Shirk walked down the hill and finished all her courses, she just never applied for her degree. Under the existing policy, she was able to use her requirements from the 1930s to obtain her degree in the 21st century.
But a new policy would prevent her — and many others who leave school just a few hours shy of a degree — from earning that degree without fulfilling the current degree requirements.
The new policy essentially places a 10-year time limit on using the requirements from the student’s date of admission, said Kim McNeley, assistant dean of liberal arts and sciences, unless they stay continually enrolled in school.
“Sometimes, folks think about a liberal arts and sciences degree and think it’s the same thing as it was 100 years ago,” McNeley said. “We don’t think that’s the case.”
The requirements have changed over the decades. Math requirements are much stricter today than in the past, and elements such as a course in non-Western culture have been added. For employers, especially, she said, the college wants to ensure that degrees issued from KU are all comparable to each other, and represent that a student has learned a similar set of skills.
If a student is re-admitted 10 years or more after the initial degree-seeking term, the student must use the most current set of requirements. Such time limits are common in KU’s professional schools, but have been lacking in the college of liberal arts and sciences, which houses the largest number of KU students, McNeley said.
Robert Sorem, associate dean for undergraduate studies in KU’s School of Engineering, said all readmitted engineering students must meet the current school requirements, but added it’s seldom a major issue for students.

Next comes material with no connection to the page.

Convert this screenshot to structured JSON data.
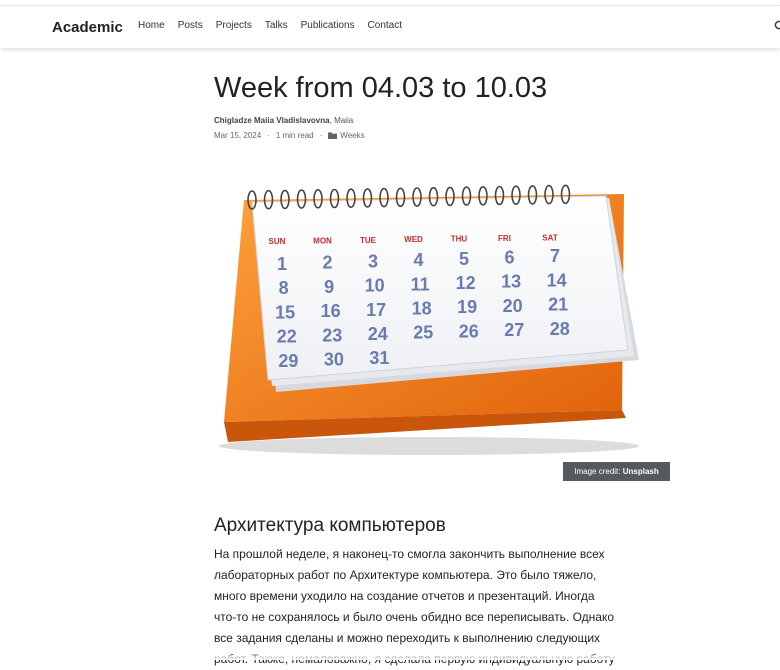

Students in the college will be grandfathered in to the old rules, McNeley said, provided they apply for the summer session. The deadline to apply is May 24 for readmitted students. She said the college had tried to reach out to as many people as possible who would be affected by the change.
“Once they hit 90 hours, we stay in contact every semester,” McNeley said of students who left in good academic standing, making sure that students understand their options for readmission and to check on their plans.

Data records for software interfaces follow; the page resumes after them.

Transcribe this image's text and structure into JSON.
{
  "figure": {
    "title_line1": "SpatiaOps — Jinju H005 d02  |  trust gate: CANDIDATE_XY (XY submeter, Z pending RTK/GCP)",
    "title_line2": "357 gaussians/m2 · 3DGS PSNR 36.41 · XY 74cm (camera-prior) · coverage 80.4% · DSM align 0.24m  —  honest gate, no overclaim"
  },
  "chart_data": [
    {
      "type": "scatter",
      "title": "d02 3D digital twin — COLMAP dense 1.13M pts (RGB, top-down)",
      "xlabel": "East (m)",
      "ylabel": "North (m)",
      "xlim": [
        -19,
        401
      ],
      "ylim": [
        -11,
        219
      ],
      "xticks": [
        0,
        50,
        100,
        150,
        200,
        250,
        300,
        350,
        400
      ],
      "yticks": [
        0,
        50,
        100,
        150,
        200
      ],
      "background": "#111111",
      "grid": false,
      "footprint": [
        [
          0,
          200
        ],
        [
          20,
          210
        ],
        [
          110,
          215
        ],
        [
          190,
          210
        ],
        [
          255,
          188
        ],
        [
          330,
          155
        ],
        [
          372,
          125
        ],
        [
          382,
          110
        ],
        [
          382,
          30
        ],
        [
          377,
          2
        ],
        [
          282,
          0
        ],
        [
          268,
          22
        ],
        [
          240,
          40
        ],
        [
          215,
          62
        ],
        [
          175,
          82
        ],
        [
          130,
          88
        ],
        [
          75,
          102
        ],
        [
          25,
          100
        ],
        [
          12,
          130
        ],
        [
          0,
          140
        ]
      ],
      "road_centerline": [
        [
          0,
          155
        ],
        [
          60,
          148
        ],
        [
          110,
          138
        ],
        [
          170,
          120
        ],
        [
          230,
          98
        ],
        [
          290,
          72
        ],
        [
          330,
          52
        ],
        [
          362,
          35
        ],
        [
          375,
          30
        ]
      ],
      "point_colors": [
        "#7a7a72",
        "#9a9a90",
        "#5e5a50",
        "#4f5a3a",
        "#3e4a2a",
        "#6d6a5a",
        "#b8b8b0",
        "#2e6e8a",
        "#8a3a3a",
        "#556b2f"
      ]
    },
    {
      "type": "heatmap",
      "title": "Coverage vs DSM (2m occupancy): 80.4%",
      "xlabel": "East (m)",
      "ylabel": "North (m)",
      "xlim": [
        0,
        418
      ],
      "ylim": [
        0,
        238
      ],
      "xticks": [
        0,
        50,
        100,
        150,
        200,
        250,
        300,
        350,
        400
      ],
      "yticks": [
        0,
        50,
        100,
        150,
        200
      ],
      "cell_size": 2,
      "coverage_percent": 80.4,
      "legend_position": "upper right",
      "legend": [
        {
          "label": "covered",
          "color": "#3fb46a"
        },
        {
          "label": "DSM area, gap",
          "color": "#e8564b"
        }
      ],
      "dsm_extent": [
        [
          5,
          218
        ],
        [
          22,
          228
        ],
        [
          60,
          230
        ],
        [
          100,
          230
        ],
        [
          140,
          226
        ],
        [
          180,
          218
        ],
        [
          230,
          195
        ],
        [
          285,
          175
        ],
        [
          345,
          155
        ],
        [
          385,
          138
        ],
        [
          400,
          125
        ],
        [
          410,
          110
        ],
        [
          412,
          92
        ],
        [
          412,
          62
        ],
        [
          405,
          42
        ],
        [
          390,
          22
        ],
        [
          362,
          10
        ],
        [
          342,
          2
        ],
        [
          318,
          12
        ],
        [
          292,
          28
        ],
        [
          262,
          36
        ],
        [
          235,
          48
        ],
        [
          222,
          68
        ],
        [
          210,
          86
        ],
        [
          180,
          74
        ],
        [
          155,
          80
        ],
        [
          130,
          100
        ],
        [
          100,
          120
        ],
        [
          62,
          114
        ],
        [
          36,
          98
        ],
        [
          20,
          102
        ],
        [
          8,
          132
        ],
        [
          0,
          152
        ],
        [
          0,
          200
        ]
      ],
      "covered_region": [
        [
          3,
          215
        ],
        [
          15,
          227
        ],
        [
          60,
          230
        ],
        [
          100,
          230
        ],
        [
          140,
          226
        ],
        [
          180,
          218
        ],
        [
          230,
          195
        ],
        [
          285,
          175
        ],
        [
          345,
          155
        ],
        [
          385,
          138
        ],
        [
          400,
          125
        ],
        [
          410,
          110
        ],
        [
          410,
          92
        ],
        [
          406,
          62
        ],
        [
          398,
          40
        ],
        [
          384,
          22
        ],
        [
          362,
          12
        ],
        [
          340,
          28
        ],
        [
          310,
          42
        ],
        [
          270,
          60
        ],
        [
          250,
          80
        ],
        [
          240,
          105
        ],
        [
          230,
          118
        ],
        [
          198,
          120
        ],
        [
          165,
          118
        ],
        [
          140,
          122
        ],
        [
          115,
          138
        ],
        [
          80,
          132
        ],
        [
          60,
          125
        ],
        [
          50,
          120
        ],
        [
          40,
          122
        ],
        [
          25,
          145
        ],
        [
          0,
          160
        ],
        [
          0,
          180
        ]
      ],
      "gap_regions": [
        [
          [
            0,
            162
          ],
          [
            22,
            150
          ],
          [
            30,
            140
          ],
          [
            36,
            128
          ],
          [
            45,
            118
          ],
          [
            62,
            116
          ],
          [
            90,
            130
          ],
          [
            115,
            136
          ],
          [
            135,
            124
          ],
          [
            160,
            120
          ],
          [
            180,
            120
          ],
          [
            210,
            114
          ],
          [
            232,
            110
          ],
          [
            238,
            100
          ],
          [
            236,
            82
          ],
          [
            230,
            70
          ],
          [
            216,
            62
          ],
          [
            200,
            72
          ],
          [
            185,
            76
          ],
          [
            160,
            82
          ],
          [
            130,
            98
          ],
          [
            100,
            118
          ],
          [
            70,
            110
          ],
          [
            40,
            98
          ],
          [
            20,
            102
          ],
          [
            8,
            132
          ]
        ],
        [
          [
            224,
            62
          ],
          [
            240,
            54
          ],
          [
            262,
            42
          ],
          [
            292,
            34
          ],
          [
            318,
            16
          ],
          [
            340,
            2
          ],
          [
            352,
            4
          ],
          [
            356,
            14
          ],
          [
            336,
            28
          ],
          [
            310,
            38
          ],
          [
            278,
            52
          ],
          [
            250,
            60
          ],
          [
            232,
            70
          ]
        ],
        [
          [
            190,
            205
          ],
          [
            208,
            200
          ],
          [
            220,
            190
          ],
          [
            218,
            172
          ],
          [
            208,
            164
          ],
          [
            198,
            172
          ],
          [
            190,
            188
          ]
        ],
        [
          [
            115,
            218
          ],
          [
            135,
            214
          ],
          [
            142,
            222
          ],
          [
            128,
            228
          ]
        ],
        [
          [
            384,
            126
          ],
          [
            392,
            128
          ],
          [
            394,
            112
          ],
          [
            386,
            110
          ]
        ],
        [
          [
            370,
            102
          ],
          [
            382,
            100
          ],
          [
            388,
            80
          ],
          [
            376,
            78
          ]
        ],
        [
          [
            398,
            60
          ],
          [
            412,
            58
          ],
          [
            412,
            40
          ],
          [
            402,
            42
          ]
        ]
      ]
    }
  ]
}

The college doesn’t have contact information for all former students, she said, but has reached out to the ones whose information they had.
Even if the students have to use new requirements, their old coursework would still be counted, so they’re not starting from zero, McNeley said.
Jim Yonally, a former state representative who is Shirk’s son-in-law, said that while he would have been disappointed in KU’s decision not to grant Shirk a degree — “She earned it,” he said — he would have understood the university’s reasoning.
“I earned an Ed.D. in 1972. With that degree, I would be qualified to be a superintendent,” he said. “But woe to the school district that would hire me today.”